[Collected data]
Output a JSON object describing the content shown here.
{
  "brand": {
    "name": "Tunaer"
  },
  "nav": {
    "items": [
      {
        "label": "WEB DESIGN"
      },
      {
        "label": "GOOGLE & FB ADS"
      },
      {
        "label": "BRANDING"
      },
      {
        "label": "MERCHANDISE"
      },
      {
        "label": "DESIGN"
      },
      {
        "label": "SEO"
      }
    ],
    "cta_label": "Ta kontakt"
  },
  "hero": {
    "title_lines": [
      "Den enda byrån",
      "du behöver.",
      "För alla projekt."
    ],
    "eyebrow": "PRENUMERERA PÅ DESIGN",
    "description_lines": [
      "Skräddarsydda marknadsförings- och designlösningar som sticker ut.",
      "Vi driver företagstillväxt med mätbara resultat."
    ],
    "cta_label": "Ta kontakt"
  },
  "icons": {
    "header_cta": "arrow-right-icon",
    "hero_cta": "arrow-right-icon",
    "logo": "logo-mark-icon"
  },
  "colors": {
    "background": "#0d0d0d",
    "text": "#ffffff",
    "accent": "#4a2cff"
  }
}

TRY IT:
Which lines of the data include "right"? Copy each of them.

WRITTEN SOLUTION:
    "header_cta": "arrow-right-icon",
    "hero_cta": "arrow-right-icon",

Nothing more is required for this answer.